OpenBSD's tar implementation doesn't add the --exclude option as it's a GNU extension. Other BSDs such as FreeBSD do add the option, but the OpenBSD team prefer not to have it. I could've added the GNU tar package, but one of the stated goals of the script is to not require additional software to keep things portable. Paths such as /home/backup are excluded using shell expansion instead.

To test this, try the following command:

# tar cvf bk.tar /home/!(backup)

The exclamation mark means exclude anything in the parentheses. For multiple directories, separate the names with a pipe symbol, e.g. !(backup|user) to exclude both backup and user directories.

There are complications and error messages will be shown on each backup if absolute paths are added to the tar command. This means that an email would be generated every night, even if the backup succeeds. Ain't nobody got time for that.

As a workaround, changing to the root directory at the start makes all paths relative, and allows the shell expansion to work. The -C switch can be used instead, but this breaks shell expansion.

The final commands to go in the script look like this:

cd /
tar cf /home/backup/backup/files.tar etc/!(spwd.db) root \
	var/www var/log home/!(backup) /var/cron \
	usr/local/bin/writefreely usr/local/bin/backup.sh \

I've used backslashes to break up the lines for readability, but all the paths could be put on a single line if preferred.

I've excluded /etc/spwd.db from the backup because OpenBSD's built-in tar uses a feature called pledge that restricts access to certain files. The file isn't particularly important to this specific backup, but contains the shadow password database, which I'm happy to recreate as part of the restore process.

At this point you might wonder why gzip compression isn't being used in the tar archive. This is because the final archive will be compressed, and there's no point in compressing twice.

Creating the final archive

To distinguish between backups by date, I used a timestamp, generated by the date command. By default there are spaces and colons, neither of which are good for interoperability across Operating Systems and filesystems. Use date +%F_%H%M%S to generate a more reasonable format. Using tar's -C switch changes the tar working directory to /home/backup and stops a leading / error message appearing in the backup.

The final tar command in the backup script should look like this:

tar zcf /home/backup/c1_$(date +%F_%H%M%S).tgz -C /home/backup backup

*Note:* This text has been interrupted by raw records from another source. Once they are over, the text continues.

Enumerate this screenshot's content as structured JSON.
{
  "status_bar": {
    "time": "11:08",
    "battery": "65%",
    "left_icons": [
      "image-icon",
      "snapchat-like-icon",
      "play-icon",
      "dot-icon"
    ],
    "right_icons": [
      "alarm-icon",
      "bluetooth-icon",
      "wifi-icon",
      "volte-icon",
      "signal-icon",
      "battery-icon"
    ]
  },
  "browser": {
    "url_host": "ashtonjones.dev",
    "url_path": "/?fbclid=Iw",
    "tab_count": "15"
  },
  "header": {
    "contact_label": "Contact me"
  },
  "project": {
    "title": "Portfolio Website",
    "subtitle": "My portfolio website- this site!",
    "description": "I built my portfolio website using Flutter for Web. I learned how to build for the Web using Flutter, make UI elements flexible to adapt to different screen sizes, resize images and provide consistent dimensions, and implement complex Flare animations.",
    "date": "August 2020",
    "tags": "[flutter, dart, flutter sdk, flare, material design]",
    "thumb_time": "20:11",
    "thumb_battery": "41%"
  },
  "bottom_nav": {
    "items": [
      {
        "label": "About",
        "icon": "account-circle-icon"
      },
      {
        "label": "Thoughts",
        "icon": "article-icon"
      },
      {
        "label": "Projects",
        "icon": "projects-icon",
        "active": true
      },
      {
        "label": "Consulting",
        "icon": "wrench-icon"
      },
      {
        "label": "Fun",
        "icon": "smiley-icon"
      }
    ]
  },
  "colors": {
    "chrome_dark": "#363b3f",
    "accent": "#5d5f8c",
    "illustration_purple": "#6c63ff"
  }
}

It's also important to change the file ownership to the backup user so the remote system can delete the backup after it's been created.

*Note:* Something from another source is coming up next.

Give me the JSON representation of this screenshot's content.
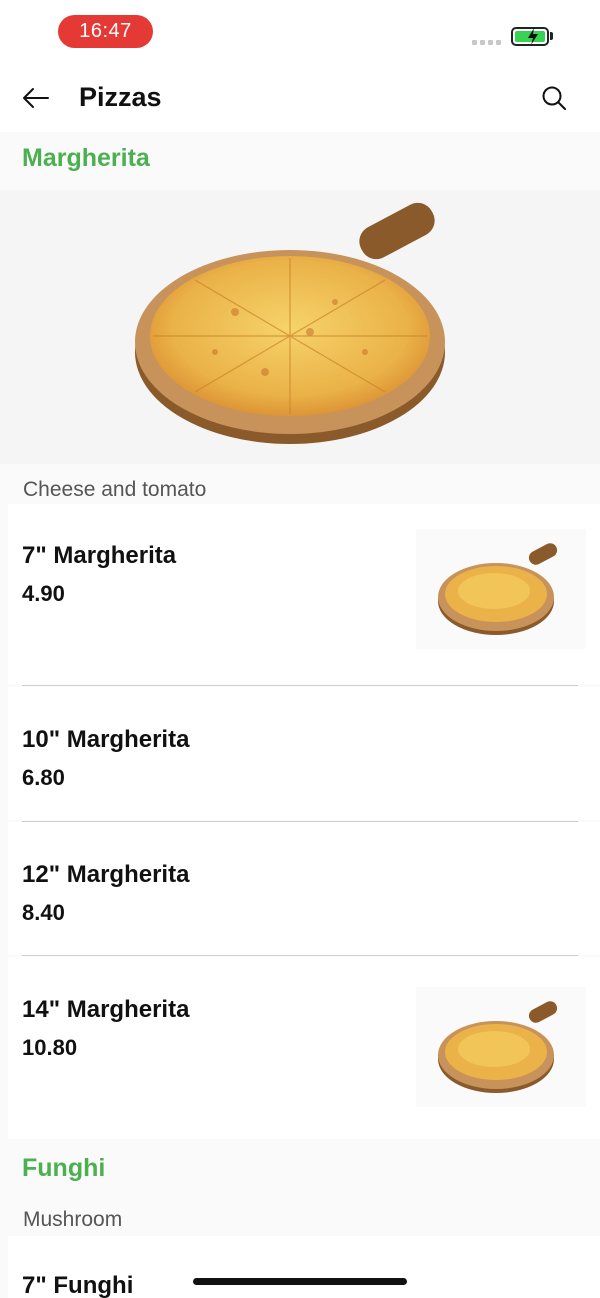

chown backup:backup /home/backup/c1_*

The full backup script on chargen.one looks like this:


mkdir /home/backup/backup
# Add stuff below here

# MySQL Backup
mysqldump -u root -A -R -E --triggers --single-transaction | gzip -9 > /home/backup/backup/mysql.gz

# Packages backup
pkg_info -mz > /home/backup/backup/packages.txt

# Files backup
cd /
tar cf /home/backup/backup/files.tar etc/!(spwd.db) root \
	var/www var/log home/!(backup) /var/cron \
	usr/local/bin/writefreely usr/local/bin/backup.sh \

# Final archive
tar zcf /home/backup/c1_$(date +%F_%H%M%S).tgz \
	-C /home/backup backup

# Fix permissions
chown backup:backup /home/backup/c1_*

# Don't add stuff below here
rm -rf /home/backup/backup

Automating the backup

As root (via su -, not doas), use crontab -e and add the following entry:

0 1 * * * /usr/local/bin/backup.sh

A new backup is created at 1am, every morning. On the remote server, a cron job calls a script at 3am to pull the backup down via scp using the following:


find /Backups/c1/ -mtime +30 -exec rm {} \;
scp -q backup@chargen.one:./c1_*.tgz /Backups/c1/
ssh backup@chargen.one rm c1_*.tgz

And that's it! The secondary backup server pulls down the contents of /Backups from the NAS, so there's nothing left to do.

I'll write a separate post about restoring, as this post is already getting long, but hopefully it's useful to people who want pull, rather than push backups.